  • Scottsdale, Ariz.
  • Sarasota, Fla.
  • Lowcountry, S.C. (including Hilton Head, Bluffton, and Beaufort)

Golden millennials: Golden Millennials, aged 35-40, comprise 60% of all millennial-owned luxury properties today. “On the whole, millennials tend to be less focused on status and more driven by values, such as sustainability and authenticity, so they have shown a greater propensity for smaller second-tier, exurban and suburban locations which offer ample space for work, school, and access to amenities,” the report notes. The top markets they are moving to are:

  • Atlanta
  • Chicago and its metro area
  • Seattle

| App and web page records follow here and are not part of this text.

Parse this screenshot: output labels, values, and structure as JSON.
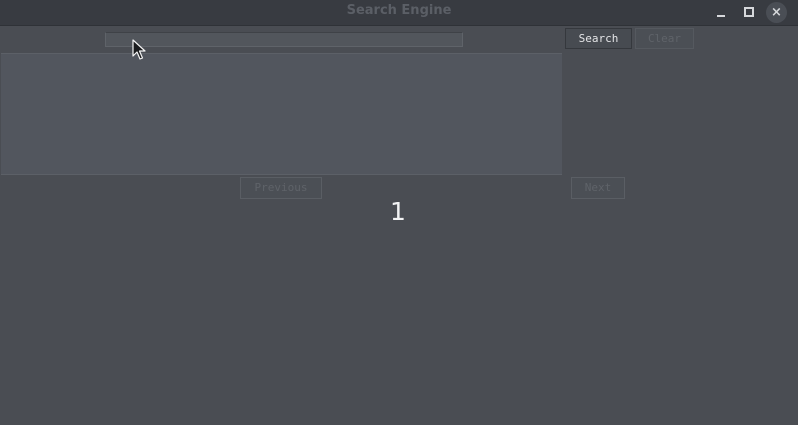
{
  "window": {
    "title": "Search Engine",
    "controls": {
      "minimize": "minimize",
      "maximize": "maximize",
      "close": "×"
    }
  },
  "search": {
    "value": "",
    "placeholder": "",
    "search_label": "Search",
    "clear_label": "Clear"
  },
  "results": {
    "items": []
  },
  "pagination": {
    "previous_label": "Previous",
    "next_label": "Next",
    "page_number": "1"
  },
  "icons": {
    "minimize": "minimize-icon",
    "maximize": "maximize-icon",
    "close": "close-icon",
    "cursor": "mouse-pointer-icon"
  },
  "colors": {
    "background": "#4a4d53",
    "titlebar": "#383b41",
    "results_area": "#52565e",
    "text_primary": "#f2f3f4",
    "text_disabled": "#5f6369"
  }
}
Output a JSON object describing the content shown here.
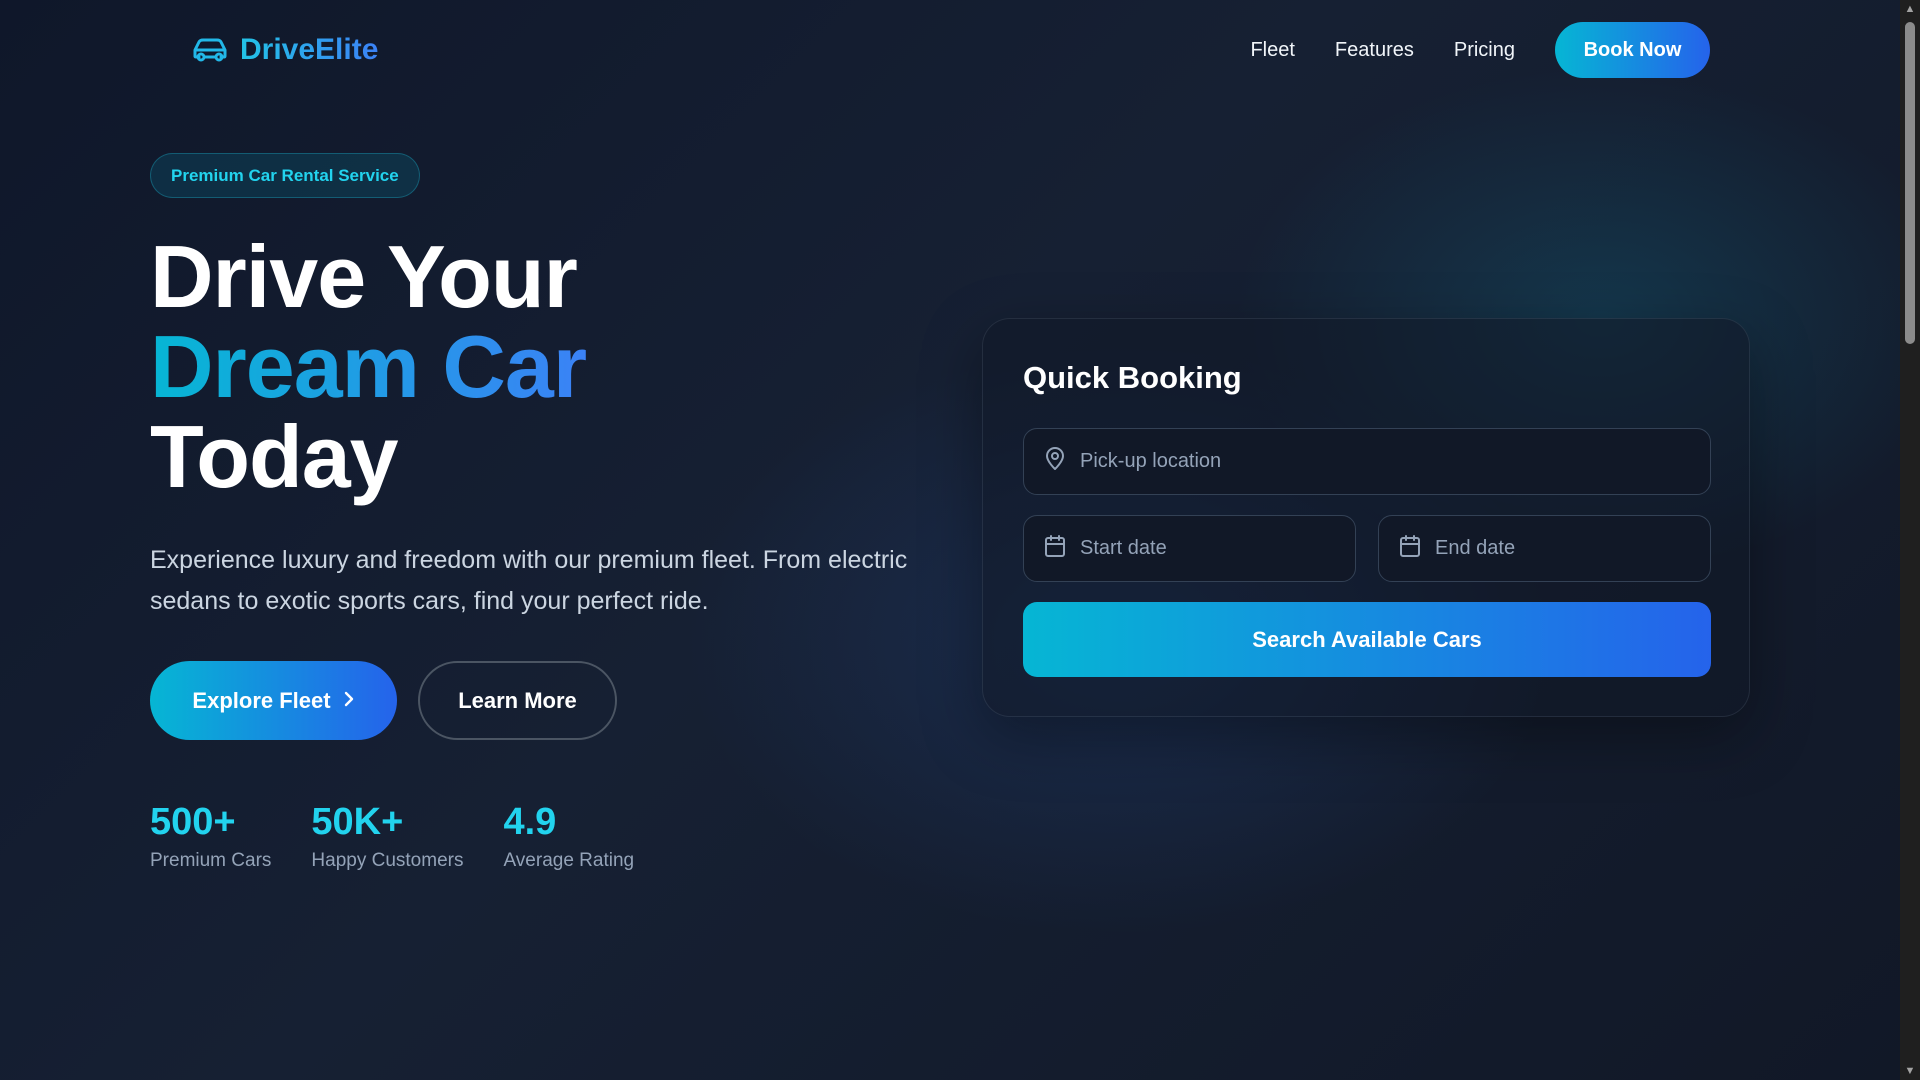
{
  "nav": {
    "logo_text": "DriveElite",
    "logo_icon": "car-icon",
    "links": [
      "Fleet",
      "Features",
      "Pricing"
    ],
    "cta_label": "Book Now"
  },
  "hero": {
    "badge": "Premium Car Rental Service",
    "headline_line1": "Drive Your",
    "headline_accent": "Dream Car",
    "headline_line3": "Today",
    "description": "Experience luxury and freedom with our premium fleet. From electric sedans to exotic sports cars, find your perfect ride.",
    "primary_button": "Explore Fleet",
    "primary_button_icon": "chevron-right-icon",
    "secondary_button": "Learn More"
  },
  "stats": [
    {
      "value": "500+",
      "label": "Premium Cars"
    },
    {
      "value": "50K+",
      "label": "Happy Customers"
    },
    {
      "value": "4.9",
      "label": "Average Rating"
    }
  ],
  "booking": {
    "title": "Quick Booking",
    "pickup_placeholder": "Pick-up location",
    "pickup_icon": "map-pin-icon",
    "start_date_placeholder": "Start date",
    "end_date_placeholder": "End date",
    "date_icon": "calendar-icon",
    "search_button": "Search Available Cars"
  },
  "colors": {
    "background": "#111827",
    "accent_cyan": "#22d3ee",
    "accent_blue": "#2563eb",
    "muted_text": "#94a3b8"
  }
}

Second-home owners: Driven by the pandemic, many consumers are desiring a “getaway” residence. That has led to a rise in second-home purchases. These second homeowners are having a large influence on the overall luxury market. Nearly 70% of those with a net worth of $5 million and up own two or more properties. The top markets they are moving to:

  • Monterey, Calif.
  • Coeur d’Alene, Idaho
  • Park City, Idaho

Urban repatriates: As pandemic restrictions gradually lift, a resurgence of the nation’s cities is taking shape. Luxury attached-property values in 2021 rose an average of 14% compared to 2020 and 2019. Of the 184 U.S. cities reviewed, as of August, nearly 1.65 million properties in downtown hubs are owned by the affluent with a net worth of $5 million and up. The top markets they are moving to are:

  • San Francisco
  • Boston
  • Brooklyn, N.Y.